→ **WHAT NEEDS TO BE DONE**
From the first line to the last, output the material exactly.
══ DATA ══
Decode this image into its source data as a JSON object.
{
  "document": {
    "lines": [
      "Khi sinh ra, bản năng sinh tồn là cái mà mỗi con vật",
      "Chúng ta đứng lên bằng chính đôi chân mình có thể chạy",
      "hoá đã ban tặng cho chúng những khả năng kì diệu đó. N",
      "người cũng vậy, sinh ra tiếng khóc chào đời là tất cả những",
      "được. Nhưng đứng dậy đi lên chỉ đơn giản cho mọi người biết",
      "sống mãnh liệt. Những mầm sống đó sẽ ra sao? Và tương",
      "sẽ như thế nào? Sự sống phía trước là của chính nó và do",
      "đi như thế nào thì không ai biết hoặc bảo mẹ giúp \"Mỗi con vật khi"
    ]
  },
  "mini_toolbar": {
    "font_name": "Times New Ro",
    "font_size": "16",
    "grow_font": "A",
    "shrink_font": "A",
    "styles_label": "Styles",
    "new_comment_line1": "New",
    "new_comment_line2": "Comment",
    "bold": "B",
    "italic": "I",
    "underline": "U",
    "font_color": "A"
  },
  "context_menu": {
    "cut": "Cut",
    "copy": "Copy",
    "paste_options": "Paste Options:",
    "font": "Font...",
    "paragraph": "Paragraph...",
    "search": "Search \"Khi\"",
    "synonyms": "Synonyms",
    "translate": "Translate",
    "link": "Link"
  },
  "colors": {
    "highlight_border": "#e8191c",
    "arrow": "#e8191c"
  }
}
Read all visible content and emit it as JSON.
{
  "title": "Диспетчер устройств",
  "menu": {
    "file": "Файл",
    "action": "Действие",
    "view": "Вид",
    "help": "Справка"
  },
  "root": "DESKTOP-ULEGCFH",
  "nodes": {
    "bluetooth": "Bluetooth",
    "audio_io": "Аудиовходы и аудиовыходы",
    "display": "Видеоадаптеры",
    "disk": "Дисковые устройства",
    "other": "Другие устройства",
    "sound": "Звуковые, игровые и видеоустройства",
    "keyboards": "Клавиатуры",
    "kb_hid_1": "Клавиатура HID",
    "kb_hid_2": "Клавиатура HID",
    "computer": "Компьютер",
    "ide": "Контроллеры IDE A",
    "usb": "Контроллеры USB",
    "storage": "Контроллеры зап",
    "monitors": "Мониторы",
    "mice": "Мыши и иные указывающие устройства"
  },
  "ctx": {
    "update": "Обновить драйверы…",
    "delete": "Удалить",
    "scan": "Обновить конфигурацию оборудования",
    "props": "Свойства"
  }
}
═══
→ **RESPONSE TO THE TASK**
Decode this image into its source data as a JSON object.
{
  "document": {
    "lines": [
      "Khi sinh ra, bản năng sinh tồn là cái mà mỗi con vật",
      "Chúng ta đứng lên bằng chính đôi chân mình có thể chạy",
      "hoá đã ban tặng cho chúng những khả năng kì diệu đó. N",
      "người cũng vậy, sinh ra tiếng khóc chào đời là tất cả những",
      "được. Nhưng đứng dậy đi lên chỉ đơn giản cho mọi người biết",
      "sống mãnh liệt. Những mầm sống đó sẽ ra sao? Và tương",
      "sẽ như thế nào? Sự sống phía trước là của chính nó và do",
      "đi như thế nào thì không ai biết hoặc bảo mẹ giúp \"Mỗi con vật khi"
    ]
  },
  "mini_toolbar": {
    "font_name": "Times New Ro",
    "font_size": "16",
    "grow_font": "A",
    "shrink_font": "A",
    "styles_label": "Styles",
    "new_comment_line1": "New",
    "new_comment_line2": "Comment",
    "bold": "B",
    "italic": "I",
    "underline": "U",
    "font_color": "A"
  },
  "context_menu": {
    "cut": "Cut",
    "copy": "Copy",
    "paste_options": "Paste Options:",
    "font": "Font...",
    "paragraph": "Paragraph...",
    "search": "Search \"Khi\"",
    "synonyms": "Synonyms",
    "translate": "Translate",
    "link": "Link"
  },
  "colors": {
    "highlight_border": "#e8191c",
    "arrow": "#e8191c"
  }
}
Read all visible content and emit it as JSON.
{
  "title": "Диспетчер устройств",
  "menu": {
    "file": "Файл",
    "action": "Действие",
    "view": "Вид",
    "help": "Справка"
  },
  "root": "DESKTOP-ULEGCFH",
  "nodes": {
    "bluetooth": "Bluetooth",
    "audio_io": "Аудиовходы и аудиовыходы",
    "display": "Видеоадаптеры",
    "disk": "Дисковые устройства",
    "other": "Другие устройства",
    "sound": "Звуковые, игровые и видеоустройства",
    "keyboards": "Клавиатуры",
    "kb_hid_1": "Клавиатура HID",
    "kb_hid_2": "Клавиатура HID",
    "computer": "Компьютер",
    "ide": "Контроллеры IDE A",
    "usb": "Контроллеры USB",
    "storage": "Контроллеры зап",
    "monitors": "Мониторы",
    "mice": "Мыши и иные указывающие устройства"
  },
  "ctx": {
    "update": "Обновить драйверы…",
    "delete": "Удалить",
    "scan": "Обновить конфигурацию оборудования",
    "props": "Свойства"
  }
}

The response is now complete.